[Opening AVAILABLE DATA section]

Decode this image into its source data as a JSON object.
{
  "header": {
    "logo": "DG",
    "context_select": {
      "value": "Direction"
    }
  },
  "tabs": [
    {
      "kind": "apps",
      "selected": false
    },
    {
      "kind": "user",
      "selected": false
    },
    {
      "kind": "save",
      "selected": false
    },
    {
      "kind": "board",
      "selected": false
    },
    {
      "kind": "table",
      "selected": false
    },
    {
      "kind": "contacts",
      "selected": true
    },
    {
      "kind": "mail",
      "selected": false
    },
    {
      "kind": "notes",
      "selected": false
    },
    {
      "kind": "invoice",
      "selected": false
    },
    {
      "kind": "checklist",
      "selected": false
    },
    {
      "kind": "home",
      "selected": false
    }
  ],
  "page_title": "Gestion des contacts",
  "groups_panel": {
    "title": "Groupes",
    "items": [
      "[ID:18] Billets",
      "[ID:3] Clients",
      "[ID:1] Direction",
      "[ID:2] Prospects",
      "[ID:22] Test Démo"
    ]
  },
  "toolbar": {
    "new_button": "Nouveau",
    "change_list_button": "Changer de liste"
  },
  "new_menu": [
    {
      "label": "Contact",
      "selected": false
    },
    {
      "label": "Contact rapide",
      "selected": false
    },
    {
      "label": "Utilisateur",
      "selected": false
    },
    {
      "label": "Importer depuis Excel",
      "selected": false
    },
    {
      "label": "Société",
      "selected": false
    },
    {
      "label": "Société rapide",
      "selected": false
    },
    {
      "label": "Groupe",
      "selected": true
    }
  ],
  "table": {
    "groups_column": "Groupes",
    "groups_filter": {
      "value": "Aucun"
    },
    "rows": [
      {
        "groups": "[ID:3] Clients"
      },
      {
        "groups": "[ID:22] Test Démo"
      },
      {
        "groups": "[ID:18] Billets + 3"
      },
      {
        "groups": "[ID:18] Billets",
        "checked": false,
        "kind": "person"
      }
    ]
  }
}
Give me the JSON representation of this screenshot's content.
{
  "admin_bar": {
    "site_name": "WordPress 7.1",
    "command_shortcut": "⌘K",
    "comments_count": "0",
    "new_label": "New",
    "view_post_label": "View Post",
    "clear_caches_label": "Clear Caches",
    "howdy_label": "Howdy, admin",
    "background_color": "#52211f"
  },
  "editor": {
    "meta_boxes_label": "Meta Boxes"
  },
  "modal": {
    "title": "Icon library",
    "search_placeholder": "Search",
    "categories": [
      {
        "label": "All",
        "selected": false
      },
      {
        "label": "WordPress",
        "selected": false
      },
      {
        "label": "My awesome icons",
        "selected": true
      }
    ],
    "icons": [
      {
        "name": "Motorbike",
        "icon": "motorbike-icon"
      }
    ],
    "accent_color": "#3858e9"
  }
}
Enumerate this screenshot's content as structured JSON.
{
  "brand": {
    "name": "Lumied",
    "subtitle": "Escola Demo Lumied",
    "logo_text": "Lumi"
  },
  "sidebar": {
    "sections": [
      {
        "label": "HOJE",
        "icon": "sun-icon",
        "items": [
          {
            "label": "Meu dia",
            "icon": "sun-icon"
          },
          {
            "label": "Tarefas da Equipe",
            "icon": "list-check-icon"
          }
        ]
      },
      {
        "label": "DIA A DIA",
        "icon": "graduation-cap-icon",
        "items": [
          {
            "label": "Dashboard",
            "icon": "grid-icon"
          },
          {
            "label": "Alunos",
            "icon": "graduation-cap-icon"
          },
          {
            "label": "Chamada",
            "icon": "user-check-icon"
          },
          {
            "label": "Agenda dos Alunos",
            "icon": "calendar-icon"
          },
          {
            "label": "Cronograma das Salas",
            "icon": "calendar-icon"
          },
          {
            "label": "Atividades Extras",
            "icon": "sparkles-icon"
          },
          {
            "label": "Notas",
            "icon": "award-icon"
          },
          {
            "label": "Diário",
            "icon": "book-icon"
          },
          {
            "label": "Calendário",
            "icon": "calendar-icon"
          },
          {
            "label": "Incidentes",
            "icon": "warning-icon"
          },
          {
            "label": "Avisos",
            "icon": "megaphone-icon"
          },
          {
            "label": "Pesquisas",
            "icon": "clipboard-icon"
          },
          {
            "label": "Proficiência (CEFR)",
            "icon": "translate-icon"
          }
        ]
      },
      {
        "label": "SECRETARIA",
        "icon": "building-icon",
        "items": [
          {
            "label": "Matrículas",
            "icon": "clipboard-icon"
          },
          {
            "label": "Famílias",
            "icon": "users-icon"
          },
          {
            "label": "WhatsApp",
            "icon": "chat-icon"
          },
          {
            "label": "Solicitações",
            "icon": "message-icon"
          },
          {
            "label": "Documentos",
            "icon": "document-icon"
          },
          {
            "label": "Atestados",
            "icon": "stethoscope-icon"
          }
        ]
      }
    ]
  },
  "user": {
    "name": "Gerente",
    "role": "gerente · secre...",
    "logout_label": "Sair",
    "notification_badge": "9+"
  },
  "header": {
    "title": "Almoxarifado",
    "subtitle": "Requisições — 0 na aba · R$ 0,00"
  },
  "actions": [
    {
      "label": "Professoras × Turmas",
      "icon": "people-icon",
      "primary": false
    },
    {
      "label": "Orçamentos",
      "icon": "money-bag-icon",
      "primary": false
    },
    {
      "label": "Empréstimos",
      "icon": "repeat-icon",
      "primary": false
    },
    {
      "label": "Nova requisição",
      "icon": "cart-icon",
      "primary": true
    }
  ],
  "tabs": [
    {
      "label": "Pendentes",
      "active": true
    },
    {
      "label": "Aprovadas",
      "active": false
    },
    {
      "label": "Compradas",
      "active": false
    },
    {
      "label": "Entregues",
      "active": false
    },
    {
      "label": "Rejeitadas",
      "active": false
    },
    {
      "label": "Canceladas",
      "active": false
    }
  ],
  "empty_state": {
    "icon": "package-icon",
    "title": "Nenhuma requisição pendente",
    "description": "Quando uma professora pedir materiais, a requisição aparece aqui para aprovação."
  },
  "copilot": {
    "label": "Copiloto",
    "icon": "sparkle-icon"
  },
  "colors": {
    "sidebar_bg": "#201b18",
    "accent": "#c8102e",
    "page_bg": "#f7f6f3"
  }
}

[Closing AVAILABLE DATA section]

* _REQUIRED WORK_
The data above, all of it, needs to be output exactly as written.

* _ANSWER_
Decode this image into its source data as a JSON object.
{
  "header": {
    "logo": "DG",
    "context_select": {
      "value": "Direction"
    }
  },
  "tabs": [
    {
      "kind": "apps",
      "selected": false
    },
    {
      "kind": "user",
      "selected": false
    },
    {
      "kind": "save",
      "selected": false
    },
    {
      "kind": "board",
      "selected": false
    },
    {
      "kind": "table",
      "selected": false
    },
    {
      "kind": "contacts",
      "selected": true
    },
    {
      "kind": "mail",
      "selected": false
    },
    {
      "kind": "notes",
      "selected": false
    },
    {
      "kind": "invoice",
      "selected": false
    },
    {
      "kind": "checklist",
      "selected": false
    },
    {
      "kind": "home",
      "selected": false
    }
  ],
  "page_title": "Gestion des contacts",
  "groups_panel": {
    "title": "Groupes",
    "items": [
      "[ID:18] Billets",
      "[ID:3] Clients",
      "[ID:1] Direction",
      "[ID:2] Prospects",
      "[ID:22] Test Démo"
    ]
  },
  "toolbar": {
    "new_button": "Nouveau",
    "change_list_button": "Changer de liste"
  },
  "new_menu": [
    {
      "label": "Contact",
      "selected": false
    },
    {
      "label": "Contact rapide",
      "selected": false
    },
    {
      "label": "Utilisateur",
      "selected": false
    },
    {
      "label": "Importer depuis Excel",
      "selected": false
    },
    {
      "label": "Société",
      "selected": false
    },
    {
      "label": "Société rapide",
      "selected": false
    },
    {
      "label": "Groupe",
      "selected": true
    }
  ],
  "table": {
    "groups_column": "Groupes",
    "groups_filter": {
      "value": "Aucun"
    },
    "rows": [
      {
        "groups": "[ID:3] Clients"
      },
      {
        "groups": "[ID:22] Test Démo"
      },
      {
        "groups": "[ID:18] Billets + 3"
      },
      {
        "groups": "[ID:18] Billets",
        "checked": false,
        "kind": "person"
      }
    ]
  }
}
Give me the JSON representation of this screenshot's content.
{
  "admin_bar": {
    "site_name": "WordPress 7.1",
    "command_shortcut": "⌘K",
    "comments_count": "0",
    "new_label": "New",
    "view_post_label": "View Post",
    "clear_caches_label": "Clear Caches",
    "howdy_label": "Howdy, admin",
    "background_color": "#52211f"
  },
  "editor": {
    "meta_boxes_label": "Meta Boxes"
  },
  "modal": {
    "title": "Icon library",
    "search_placeholder": "Search",
    "categories": [
      {
        "label": "All",
        "selected": false
      },
      {
        "label": "WordPress",
        "selected": false
      },
      {
        "label": "My awesome icons",
        "selected": true
      }
    ],
    "icons": [
      {
        "name": "Motorbike",
        "icon": "motorbike-icon"
      }
    ],
    "accent_color": "#3858e9"
  }
}
Enumerate this screenshot's content as structured JSON.
{
  "brand": {
    "name": "Lumied",
    "subtitle": "Escola Demo Lumied",
    "logo_text": "Lumi"
  },
  "sidebar": {
    "sections": [
      {
        "label": "HOJE",
        "icon": "sun-icon",
        "items": [
          {
            "label": "Meu dia",
            "icon": "sun-icon"
          },
          {
            "label": "Tarefas da Equipe",
            "icon": "list-check-icon"
          }
        ]
      },
      {
        "label": "DIA A DIA",
        "icon": "graduation-cap-icon",
        "items": [
          {
            "label": "Dashboard",
            "icon": "grid-icon"
          },
          {
            "label": "Alunos",
            "icon": "graduation-cap-icon"
          },
          {
            "label": "Chamada",
            "icon": "user-check-icon"
          },
          {
            "label": "Agenda dos Alunos",
            "icon": "calendar-icon"
          },
          {
            "label": "Cronograma das Salas",
            "icon": "calendar-icon"
          },
          {
            "label": "Atividades Extras",
            "icon": "sparkles-icon"
          },
          {
            "label": "Notas",
            "icon": "award-icon"
          },
          {
            "label": "Diário",
            "icon": "book-icon"
          },
          {
            "label": "Calendário",
            "icon": "calendar-icon"
          },
          {
            "label": "Incidentes",
            "icon": "warning-icon"
          },
          {
            "label": "Avisos",
            "icon": "megaphone-icon"
          },
          {
            "label": "Pesquisas",
            "icon": "clipboard-icon"
          },
          {
            "label": "Proficiência (CEFR)",
            "icon": "translate-icon"
          }
        ]
      },
      {
        "label": "SECRETARIA",
        "icon": "building-icon",
        "items": [
          {
            "label": "Matrículas",
            "icon": "clipboard-icon"
          },
          {
            "label": "Famílias",
            "icon": "users-icon"
          },
          {
            "label": "WhatsApp",
            "icon": "chat-icon"
          },
          {
            "label": "Solicitações",
            "icon": "message-icon"
          },
          {
            "label": "Documentos",
            "icon": "document-icon"
          },
          {
            "label": "Atestados",
            "icon": "stethoscope-icon"
          }
        ]
      }
    ]
  },
  "user": {
    "name": "Gerente",
    "role": "gerente · secre...",
    "logout_label": "Sair",
    "notification_badge": "9+"
  },
  "header": {
    "title": "Almoxarifado",
    "subtitle": "Requisições — 0 na aba · R$ 0,00"
  },
  "actions": [
    {
      "label": "Professoras × Turmas",
      "icon": "people-icon",
      "primary": false
    },
    {
      "label": "Orçamentos",
      "icon": "money-bag-icon",
      "primary": false
    },
    {
      "label": "Empréstimos",
      "icon": "repeat-icon",
      "primary": false
    },
    {
      "label": "Nova requisição",
      "icon": "cart-icon",
      "primary": true
    }
  ],
  "tabs": [
    {
      "label": "Pendentes",
      "active": true
    },
    {
      "label": "Aprovadas",
      "active": false
    },
    {
      "label": "Compradas",
      "active": false
    },
    {
      "label": "Entregues",
      "active": false
    },
    {
      "label": "Rejeitadas",
      "active": false
    },
    {
      "label": "Canceladas",
      "active": false
    }
  ],
  "empty_state": {
    "icon": "package-icon",
    "title": "Nenhuma requisição pendente",
    "description": "Quando uma professora pedir materiais, a requisição aparece aqui para aprovação."
  },
  "copilot": {
    "label": "Copiloto",
    "icon": "sparkle-icon"
  },
  "colors": {
    "sidebar_bg": "#201b18",
    "accent": "#c8102e",
    "page_bg": "#f7f6f3"
  }
}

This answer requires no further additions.